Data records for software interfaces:
--
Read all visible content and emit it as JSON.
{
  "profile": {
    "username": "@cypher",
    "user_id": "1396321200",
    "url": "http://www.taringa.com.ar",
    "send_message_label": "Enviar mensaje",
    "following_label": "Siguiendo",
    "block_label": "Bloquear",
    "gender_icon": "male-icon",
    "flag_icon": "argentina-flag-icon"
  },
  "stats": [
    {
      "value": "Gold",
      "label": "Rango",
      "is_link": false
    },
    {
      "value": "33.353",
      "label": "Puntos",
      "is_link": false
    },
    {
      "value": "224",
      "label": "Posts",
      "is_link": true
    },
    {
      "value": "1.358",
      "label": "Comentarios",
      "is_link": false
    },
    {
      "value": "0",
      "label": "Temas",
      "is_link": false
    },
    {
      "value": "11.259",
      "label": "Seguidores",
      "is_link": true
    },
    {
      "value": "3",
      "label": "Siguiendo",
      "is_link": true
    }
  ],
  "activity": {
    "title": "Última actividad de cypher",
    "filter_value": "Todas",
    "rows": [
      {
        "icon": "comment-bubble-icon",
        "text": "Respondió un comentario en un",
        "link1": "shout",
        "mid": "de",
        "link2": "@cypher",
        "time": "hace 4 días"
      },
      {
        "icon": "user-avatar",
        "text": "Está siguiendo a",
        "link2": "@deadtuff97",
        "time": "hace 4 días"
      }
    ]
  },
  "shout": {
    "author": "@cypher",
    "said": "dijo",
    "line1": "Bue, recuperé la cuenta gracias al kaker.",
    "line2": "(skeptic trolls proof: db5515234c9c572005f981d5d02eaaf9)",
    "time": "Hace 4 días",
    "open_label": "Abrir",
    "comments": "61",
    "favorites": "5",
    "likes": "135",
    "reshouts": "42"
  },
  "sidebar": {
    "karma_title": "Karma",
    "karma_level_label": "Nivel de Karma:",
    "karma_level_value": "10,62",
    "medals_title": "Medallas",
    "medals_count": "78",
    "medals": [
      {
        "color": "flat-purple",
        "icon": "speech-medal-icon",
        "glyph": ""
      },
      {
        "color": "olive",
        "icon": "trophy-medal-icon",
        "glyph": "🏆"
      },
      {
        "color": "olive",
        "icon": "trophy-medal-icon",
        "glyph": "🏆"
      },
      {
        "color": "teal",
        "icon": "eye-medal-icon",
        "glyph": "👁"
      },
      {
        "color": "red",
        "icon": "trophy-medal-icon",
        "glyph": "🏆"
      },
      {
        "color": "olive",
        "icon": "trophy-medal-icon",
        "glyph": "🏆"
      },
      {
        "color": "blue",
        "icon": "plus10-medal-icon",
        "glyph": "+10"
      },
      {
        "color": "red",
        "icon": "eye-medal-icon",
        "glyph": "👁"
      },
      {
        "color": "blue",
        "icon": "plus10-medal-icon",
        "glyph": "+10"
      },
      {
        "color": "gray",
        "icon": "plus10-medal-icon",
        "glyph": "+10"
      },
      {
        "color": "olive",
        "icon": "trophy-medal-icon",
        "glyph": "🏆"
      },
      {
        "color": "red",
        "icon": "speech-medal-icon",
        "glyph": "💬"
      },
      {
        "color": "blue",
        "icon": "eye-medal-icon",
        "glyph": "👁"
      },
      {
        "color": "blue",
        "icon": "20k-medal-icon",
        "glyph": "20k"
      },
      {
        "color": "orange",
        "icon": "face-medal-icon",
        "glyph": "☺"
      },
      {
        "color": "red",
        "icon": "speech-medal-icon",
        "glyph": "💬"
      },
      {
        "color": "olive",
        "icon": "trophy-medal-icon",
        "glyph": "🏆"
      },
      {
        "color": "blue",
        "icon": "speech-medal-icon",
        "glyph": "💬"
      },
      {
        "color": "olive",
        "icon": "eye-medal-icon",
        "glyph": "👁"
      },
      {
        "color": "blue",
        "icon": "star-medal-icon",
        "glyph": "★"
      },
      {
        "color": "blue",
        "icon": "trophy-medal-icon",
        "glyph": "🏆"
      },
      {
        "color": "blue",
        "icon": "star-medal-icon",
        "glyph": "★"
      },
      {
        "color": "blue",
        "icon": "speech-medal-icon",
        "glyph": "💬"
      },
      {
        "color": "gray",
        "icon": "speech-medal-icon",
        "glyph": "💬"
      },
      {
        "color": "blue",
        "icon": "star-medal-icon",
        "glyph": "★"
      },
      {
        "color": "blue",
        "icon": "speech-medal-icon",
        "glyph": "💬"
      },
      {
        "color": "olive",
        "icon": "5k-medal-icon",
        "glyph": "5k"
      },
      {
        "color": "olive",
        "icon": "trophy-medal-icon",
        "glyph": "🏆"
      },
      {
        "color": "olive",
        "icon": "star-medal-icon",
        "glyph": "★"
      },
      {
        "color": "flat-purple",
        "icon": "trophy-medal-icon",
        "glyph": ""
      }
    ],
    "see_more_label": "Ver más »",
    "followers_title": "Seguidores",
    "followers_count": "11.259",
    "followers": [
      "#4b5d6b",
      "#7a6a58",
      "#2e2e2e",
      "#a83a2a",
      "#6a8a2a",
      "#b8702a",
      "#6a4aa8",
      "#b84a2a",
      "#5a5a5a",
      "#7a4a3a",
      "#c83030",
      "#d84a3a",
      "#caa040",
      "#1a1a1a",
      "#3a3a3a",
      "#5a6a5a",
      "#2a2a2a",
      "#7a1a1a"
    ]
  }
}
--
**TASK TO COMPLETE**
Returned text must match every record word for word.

**EXERCISE OUTPUT**
Read all visible content and emit it as JSON.
{
  "profile": {
    "username": "@cypher",
    "user_id": "1396321200",
    "url": "http://www.taringa.com.ar",
    "send_message_label": "Enviar mensaje",
    "following_label": "Siguiendo",
    "block_label": "Bloquear",
    "gender_icon": "male-icon",
    "flag_icon": "argentina-flag-icon"
  },
  "stats": [
    {
      "value": "Gold",
      "label": "Rango",
      "is_link": false
    },
    {
      "value": "33.353",
      "label": "Puntos",
      "is_link": false
    },
    {
      "value": "224",
      "label": "Posts",
      "is_link": true
    },
    {
      "value": "1.358",
      "label": "Comentarios",
      "is_link": false
    },
    {
      "value": "0",
      "label": "Temas",
      "is_link": false
    },
    {
      "value": "11.259",
      "label": "Seguidores",
      "is_link": true
    },
    {
      "value": "3",
      "label": "Siguiendo",
      "is_link": true
    }
  ],
  "activity": {
    "title": "Última actividad de cypher",
    "filter_value": "Todas",
    "rows": [
      {
        "icon": "comment-bubble-icon",
        "text": "Respondió un comentario en un",
        "link1": "shout",
        "mid": "de",
        "link2": "@cypher",
        "time": "hace 4 días"
      },
      {
        "icon": "user-avatar",
        "text": "Está siguiendo a",
        "link2": "@deadtuff97",
        "time": "hace 4 días"
      }
    ]
  },
  "shout": {
    "author": "@cypher",
    "said": "dijo",
    "line1": "Bue, recuperé la cuenta gracias al kaker.",
    "line2": "(skeptic trolls proof: db5515234c9c572005f981d5d02eaaf9)",
    "time": "Hace 4 días",
    "open_label": "Abrir",
    "comments": "61",
    "favorites": "5",
    "likes": "135",
    "reshouts": "42"
  },
  "sidebar": {
    "karma_title": "Karma",
    "karma_level_label": "Nivel de Karma:",
    "karma_level_value": "10,62",
    "medals_title": "Medallas",
    "medals_count": "78",
    "medals": [
      {
        "color": "flat-purple",
        "icon": "speech-medal-icon",
        "glyph": ""
      },
      {
        "color": "olive",
        "icon": "trophy-medal-icon",
        "glyph": "🏆"
      },
      {
        "color": "olive",
        "icon": "trophy-medal-icon",
        "glyph": "🏆"
      },
      {
        "color": "teal",
        "icon": "eye-medal-icon",
        "glyph": "👁"
      },
      {
        "color": "red",
        "icon": "trophy-medal-icon",
        "glyph": "🏆"
      },
      {
        "color": "olive",
        "icon": "trophy-medal-icon",
        "glyph": "🏆"
      },
      {
        "color": "blue",
        "icon": "plus10-medal-icon",
        "glyph": "+10"
      },
      {
        "color": "red",
        "icon": "eye-medal-icon",
        "glyph": "👁"
      },
      {
        "color": "blue",
        "icon": "plus10-medal-icon",
        "glyph": "+10"
      },
      {
        "color": "gray",
        "icon": "plus10-medal-icon",
        "glyph": "+10"
      },
      {
        "color": "olive",
        "icon": "trophy-medal-icon",
        "glyph": "🏆"
      },
      {
        "color": "red",
        "icon": "speech-medal-icon",
        "glyph": "💬"
      },
      {
        "color": "blue",
        "icon": "eye-medal-icon",
        "glyph": "👁"
      },
      {
        "color": "blue",
        "icon": "20k-medal-icon",
        "glyph": "20k"
      },
      {
        "color": "orange",
        "icon": "face-medal-icon",
        "glyph": "☺"
      },
      {
        "color": "red",
        "icon": "speech-medal-icon",
        "glyph": "💬"
      },
      {
        "color": "olive",
        "icon": "trophy-medal-icon",
        "glyph": "🏆"
      },
      {
        "color": "blue",
        "icon": "speech-medal-icon",
        "glyph": "💬"
      },
      {
        "color": "olive",
        "icon": "eye-medal-icon",
        "glyph": "👁"
      },
      {
        "color": "blue",
        "icon": "star-medal-icon",
        "glyph": "★"
      },
      {
        "color": "blue",
        "icon": "trophy-medal-icon",
        "glyph": "🏆"
      },
      {
        "color": "blue",
        "icon": "star-medal-icon",
        "glyph": "★"
      },
      {
        "color": "blue",
        "icon": "speech-medal-icon",
        "glyph": "💬"
      },
      {
        "color": "gray",
        "icon": "speech-medal-icon",
        "glyph": "💬"
      },
      {
        "color": "blue",
        "icon": "star-medal-icon",
        "glyph": "★"
      },
      {
        "color": "blue",
        "icon": "speech-medal-icon",
        "glyph": "💬"
      },
      {
        "color": "olive",
        "icon": "5k-medal-icon",
        "glyph": "5k"
      },
      {
        "color": "olive",
        "icon": "trophy-medal-icon",
        "glyph": "🏆"
      },
      {
        "color": "olive",
        "icon": "star-medal-icon",
        "glyph": "★"
      },
      {
        "color": "flat-purple",
        "icon": "trophy-medal-icon",
        "glyph": ""
      }
    ],
    "see_more_label": "Ver más »",
    "followers_title": "Seguidores",
    "followers_count": "11.259",
    "followers": [
      "#4b5d6b",
      "#7a6a58",
      "#2e2e2e",
      "#a83a2a",
      "#6a8a2a",
      "#b8702a",
      "#6a4aa8",
      "#b84a2a",
      "#5a5a5a",
      "#7a4a3a",
      "#c83030",
      "#d84a3a",
      "#caa040",
      "#1a1a1a",
      "#3a3a3a",
      "#5a6a5a",
      "#2a2a2a",
      "#7a1a1a"
    ]
  }
}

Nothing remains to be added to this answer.